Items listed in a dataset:
+===+

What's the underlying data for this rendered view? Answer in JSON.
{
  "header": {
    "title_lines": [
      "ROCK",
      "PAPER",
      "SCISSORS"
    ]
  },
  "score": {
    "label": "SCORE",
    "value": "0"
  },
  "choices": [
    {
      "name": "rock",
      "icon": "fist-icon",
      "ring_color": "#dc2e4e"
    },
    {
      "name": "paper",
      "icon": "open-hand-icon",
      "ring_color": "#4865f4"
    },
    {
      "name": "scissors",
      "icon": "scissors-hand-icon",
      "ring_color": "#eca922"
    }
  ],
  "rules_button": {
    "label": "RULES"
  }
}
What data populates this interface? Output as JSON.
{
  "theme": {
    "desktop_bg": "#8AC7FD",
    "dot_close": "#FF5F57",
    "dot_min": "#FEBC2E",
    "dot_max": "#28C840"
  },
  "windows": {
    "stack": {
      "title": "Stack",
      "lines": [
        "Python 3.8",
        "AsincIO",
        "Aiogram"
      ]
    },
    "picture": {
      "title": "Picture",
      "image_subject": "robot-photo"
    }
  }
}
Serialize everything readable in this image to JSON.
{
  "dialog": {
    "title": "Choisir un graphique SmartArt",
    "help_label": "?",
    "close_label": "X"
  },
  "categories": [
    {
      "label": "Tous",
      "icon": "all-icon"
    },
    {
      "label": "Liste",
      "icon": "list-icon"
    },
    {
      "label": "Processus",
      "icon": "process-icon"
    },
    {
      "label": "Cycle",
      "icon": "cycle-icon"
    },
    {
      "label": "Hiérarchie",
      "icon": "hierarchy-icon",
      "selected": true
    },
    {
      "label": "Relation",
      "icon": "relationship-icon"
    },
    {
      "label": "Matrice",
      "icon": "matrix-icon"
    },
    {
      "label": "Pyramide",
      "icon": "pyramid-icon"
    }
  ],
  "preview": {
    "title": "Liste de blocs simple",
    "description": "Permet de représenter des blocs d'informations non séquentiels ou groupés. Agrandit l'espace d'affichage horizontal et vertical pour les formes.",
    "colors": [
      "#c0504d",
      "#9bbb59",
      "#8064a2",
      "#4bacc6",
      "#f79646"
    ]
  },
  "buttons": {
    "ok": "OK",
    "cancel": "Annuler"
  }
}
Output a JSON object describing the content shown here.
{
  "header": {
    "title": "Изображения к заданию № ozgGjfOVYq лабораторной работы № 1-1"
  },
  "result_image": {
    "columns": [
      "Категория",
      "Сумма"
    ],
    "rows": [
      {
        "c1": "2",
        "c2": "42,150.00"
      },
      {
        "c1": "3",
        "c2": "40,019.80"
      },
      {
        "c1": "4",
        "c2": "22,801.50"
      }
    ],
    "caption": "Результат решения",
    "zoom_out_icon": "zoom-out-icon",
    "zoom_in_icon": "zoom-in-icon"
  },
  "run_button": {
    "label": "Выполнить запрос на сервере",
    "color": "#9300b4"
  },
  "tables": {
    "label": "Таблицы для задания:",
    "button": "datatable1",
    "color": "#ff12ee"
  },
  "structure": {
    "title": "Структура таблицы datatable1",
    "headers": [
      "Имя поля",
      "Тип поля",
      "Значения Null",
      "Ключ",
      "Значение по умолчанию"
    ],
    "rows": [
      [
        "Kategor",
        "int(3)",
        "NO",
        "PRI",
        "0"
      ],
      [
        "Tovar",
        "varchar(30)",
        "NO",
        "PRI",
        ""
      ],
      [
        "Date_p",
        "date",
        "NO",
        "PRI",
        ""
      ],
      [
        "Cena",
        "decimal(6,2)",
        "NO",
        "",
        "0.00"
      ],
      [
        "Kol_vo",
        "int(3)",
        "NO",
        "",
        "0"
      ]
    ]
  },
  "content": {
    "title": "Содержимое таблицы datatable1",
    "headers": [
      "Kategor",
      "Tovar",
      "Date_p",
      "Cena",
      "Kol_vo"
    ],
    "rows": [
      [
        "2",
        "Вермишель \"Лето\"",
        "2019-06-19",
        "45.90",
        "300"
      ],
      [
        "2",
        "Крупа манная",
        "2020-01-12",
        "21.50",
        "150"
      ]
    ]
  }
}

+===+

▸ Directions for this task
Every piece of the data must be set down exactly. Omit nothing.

▸ Reply
What's the underlying data for this rendered view? Answer in JSON.
{
  "header": {
    "title_lines": [
      "ROCK",
      "PAPER",
      "SCISSORS"
    ]
  },
  "score": {
    "label": "SCORE",
    "value": "0"
  },
  "choices": [
    {
      "name": "rock",
      "icon": "fist-icon",
      "ring_color": "#dc2e4e"
    },
    {
      "name": "paper",
      "icon": "open-hand-icon",
      "ring_color": "#4865f4"
    },
    {
      "name": "scissors",
      "icon": "scissors-hand-icon",
      "ring_color": "#eca922"
    }
  ],
  "rules_button": {
    "label": "RULES"
  }
}
What data populates this interface? Output as JSON.
{
  "theme": {
    "desktop_bg": "#8AC7FD",
    "dot_close": "#FF5F57",
    "dot_min": "#FEBC2E",
    "dot_max": "#28C840"
  },
  "windows": {
    "stack": {
      "title": "Stack",
      "lines": [
        "Python 3.8",
        "AsincIO",
        "Aiogram"
      ]
    },
    "picture": {
      "title": "Picture",
      "image_subject": "robot-photo"
    }
  }
}
Serialize everything readable in this image to JSON.
{
  "dialog": {
    "title": "Choisir un graphique SmartArt",
    "help_label": "?",
    "close_label": "X"
  },
  "categories": [
    {
      "label": "Tous",
      "icon": "all-icon"
    },
    {
      "label": "Liste",
      "icon": "list-icon"
    },
    {
      "label": "Processus",
      "icon": "process-icon"
    },
    {
      "label": "Cycle",
      "icon": "cycle-icon"
    },
    {
      "label": "Hiérarchie",
      "icon": "hierarchy-icon",
      "selected": true
    },
    {
      "label": "Relation",
      "icon": "relationship-icon"
    },
    {
      "label": "Matrice",
      "icon": "matrix-icon"
    },
    {
      "label": "Pyramide",
      "icon": "pyramid-icon"
    }
  ],
  "preview": {
    "title": "Liste de blocs simple",
    "description": "Permet de représenter des blocs d'informations non séquentiels ou groupés. Agrandit l'espace d'affichage horizontal et vertical pour les formes.",
    "colors": [
      "#c0504d",
      "#9bbb59",
      "#8064a2",
      "#4bacc6",
      "#f79646"
    ]
  },
  "buttons": {
    "ok": "OK",
    "cancel": "Annuler"
  }
}
Output a JSON object describing the content shown here.
{
  "header": {
    "title": "Изображения к заданию № ozgGjfOVYq лабораторной работы № 1-1"
  },
  "result_image": {
    "columns": [
      "Категория",
      "Сумма"
    ],
    "rows": [
      {
        "c1": "2",
        "c2": "42,150.00"
      },
      {
        "c1": "3",
        "c2": "40,019.80"
      },
      {
        "c1": "4",
        "c2": "22,801.50"
      }
    ],
    "caption": "Результат решения",
    "zoom_out_icon": "zoom-out-icon",
    "zoom_in_icon": "zoom-in-icon"
  },
  "run_button": {
    "label": "Выполнить запрос на сервере",
    "color": "#9300b4"
  },
  "tables": {
    "label": "Таблицы для задания:",
    "button": "datatable1",
    "color": "#ff12ee"
  },
  "structure": {
    "title": "Структура таблицы datatable1",
    "headers": [
      "Имя поля",
      "Тип поля",
      "Значения Null",
      "Ключ",
      "Значение по умолчанию"
    ],
    "rows": [
      [
        "Kategor",
        "int(3)",
        "NO",
        "PRI",
        "0"
      ],
      [
        "Tovar",
        "varchar(30)",
        "NO",
        "PRI",
        ""
      ],
      [
        "Date_p",
        "date",
        "NO",
        "PRI",
        ""
      ],
      [
        "Cena",
        "decimal(6,2)",
        "NO",
        "",
        "0.00"
      ],
      [
        "Kol_vo",
        "int(3)",
        "NO",
        "",
        "0"
      ]
    ]
  },
  "content": {
    "title": "Содержимое таблицы datatable1",
    "headers": [
      "Kategor",
      "Tovar",
      "Date_p",
      "Cena",
      "Kol_vo"
    ],
    "rows": [
      [
        "2",
        "Вермишель \"Лето\"",
        "2019-06-19",
        "45.90",
        "300"
      ],
      [
        "2",
        "Крупа манная",
        "2020-01-12",
        "21.50",
        "150"
      ]
    ]
  }
}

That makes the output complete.